  • Abstract; Observations of molecular hydrogen (H2) fluorescence are a potentially useful tool for measuring the H2 abundance in exoplanet atmospheres. This emission was previously observed in ; ; ; ; ; dwarfs with planetary systems. However, low signal-to-noise prevented a conclusive determination of its origin. Possible sources include exoplanetary atmospheres, circumstellar gas disks, and the stellar surface. We use observations from the “Measurements of the Ultraviolet Spectral Characteristics of Low-mass Exoplanet Host Stars” Treasury Survey to study H2 fluorescence in ; ; ; ; ; dwarfs. We detect fluorescence in Hubble Space Telescope spectra of 8/9 planet-hosting and 5/6 non-planet-hosting ; ; ; ; ; dwarfs. The detection statistics, velocity centroids, and line widths of the emission suggest a stellar origin. We calculate H2-to-stellar-ion flux ratios to compare flux levels between stars. For stars with planets, we find an average ratio of ; ; ; ; ; , using the fluxes of the brightest H2 feature and two stellar C iv lines. This is compared to ; ; ; ; ; for stars without planets, showing that the planet-hosting ; ; ; ; ; dwarfs do not have significant excess H2 emission. This claim is supported by the direct FUV imaging of GJ 832, where no fluorescence is observed at the expected star–planet separation. Additionally, the 3σ upper limit of 4.9 × 10−17 erg cm−2 s−1 from these observations is two orders of magnitude below the spectroscopically observed H2 flux. We constrain the location of the fluorescing H2 using 1D radiative transfer models, and find that it could reside in starspots or a ∼2500–3000 ; ; ; ; ; region in the lower chromosphere. The presence of this emission could complicate efforts to quantify the atmospheric abundance of H2 in exoplanets orbiting ; ; ; ; ; dwarfs.

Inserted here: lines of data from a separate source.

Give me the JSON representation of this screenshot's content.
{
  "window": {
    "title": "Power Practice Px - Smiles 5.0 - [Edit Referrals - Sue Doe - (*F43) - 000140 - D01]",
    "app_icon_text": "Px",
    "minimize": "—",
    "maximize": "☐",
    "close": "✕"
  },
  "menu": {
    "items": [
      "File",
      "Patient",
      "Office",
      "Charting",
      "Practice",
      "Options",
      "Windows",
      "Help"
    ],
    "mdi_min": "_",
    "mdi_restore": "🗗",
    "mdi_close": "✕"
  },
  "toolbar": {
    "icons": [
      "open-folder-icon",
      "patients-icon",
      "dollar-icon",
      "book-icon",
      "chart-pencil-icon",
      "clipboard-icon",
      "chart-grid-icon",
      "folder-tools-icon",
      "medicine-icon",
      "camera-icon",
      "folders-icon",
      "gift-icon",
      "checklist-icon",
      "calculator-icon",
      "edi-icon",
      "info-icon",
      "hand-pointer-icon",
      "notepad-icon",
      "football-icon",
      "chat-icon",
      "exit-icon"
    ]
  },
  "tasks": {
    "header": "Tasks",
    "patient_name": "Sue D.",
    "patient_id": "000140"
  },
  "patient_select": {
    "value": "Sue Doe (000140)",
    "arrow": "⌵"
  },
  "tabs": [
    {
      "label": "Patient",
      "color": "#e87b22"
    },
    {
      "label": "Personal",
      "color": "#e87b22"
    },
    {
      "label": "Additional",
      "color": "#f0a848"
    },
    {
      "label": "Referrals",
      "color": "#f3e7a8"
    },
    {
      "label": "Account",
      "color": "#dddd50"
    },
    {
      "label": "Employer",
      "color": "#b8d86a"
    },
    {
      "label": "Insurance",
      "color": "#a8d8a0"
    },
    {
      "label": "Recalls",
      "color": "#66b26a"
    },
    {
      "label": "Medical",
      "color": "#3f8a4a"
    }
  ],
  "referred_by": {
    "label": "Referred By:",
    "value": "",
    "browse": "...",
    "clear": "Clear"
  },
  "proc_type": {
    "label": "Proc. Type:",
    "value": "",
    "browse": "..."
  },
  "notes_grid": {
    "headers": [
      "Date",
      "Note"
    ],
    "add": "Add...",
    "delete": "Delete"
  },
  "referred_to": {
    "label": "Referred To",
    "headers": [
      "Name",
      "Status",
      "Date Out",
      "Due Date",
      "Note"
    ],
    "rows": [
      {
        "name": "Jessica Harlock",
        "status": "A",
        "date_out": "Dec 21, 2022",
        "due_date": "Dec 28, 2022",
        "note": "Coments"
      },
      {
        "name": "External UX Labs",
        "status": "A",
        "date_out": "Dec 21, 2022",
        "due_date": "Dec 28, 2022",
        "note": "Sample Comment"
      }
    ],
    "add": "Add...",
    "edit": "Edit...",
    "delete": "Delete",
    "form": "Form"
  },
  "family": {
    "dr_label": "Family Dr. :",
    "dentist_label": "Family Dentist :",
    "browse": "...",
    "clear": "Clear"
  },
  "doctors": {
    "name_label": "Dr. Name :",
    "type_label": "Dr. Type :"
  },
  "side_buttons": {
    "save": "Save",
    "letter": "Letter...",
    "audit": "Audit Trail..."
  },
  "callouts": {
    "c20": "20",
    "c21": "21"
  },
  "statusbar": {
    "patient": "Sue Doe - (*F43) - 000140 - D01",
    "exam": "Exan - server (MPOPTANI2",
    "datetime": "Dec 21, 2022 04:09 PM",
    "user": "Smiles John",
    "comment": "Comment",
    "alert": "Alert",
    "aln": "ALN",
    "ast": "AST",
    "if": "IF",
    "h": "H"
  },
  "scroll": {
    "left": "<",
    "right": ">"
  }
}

publication date

  • August 10, 2017

has restriction

  • bronze

Date in CU Experts

  • December 29, 2017 5:29 AM

Full Author List

  • Kruczek N; France K; Evonosky W; Loyd ROP; Youngblood A; Roberge A; Wittenmyer RA; Stocke JT; Fleming B; Hoadley K

author count

  • 10

Other Profiles

International Standard Serial Number (ISSN)

  • 0004-637X

Electronic International Standard Serial Number (EISSN)

  • 1538-4357

Additional Document Info

start page

  • 3

end page

  • 3


  • 845


  • 1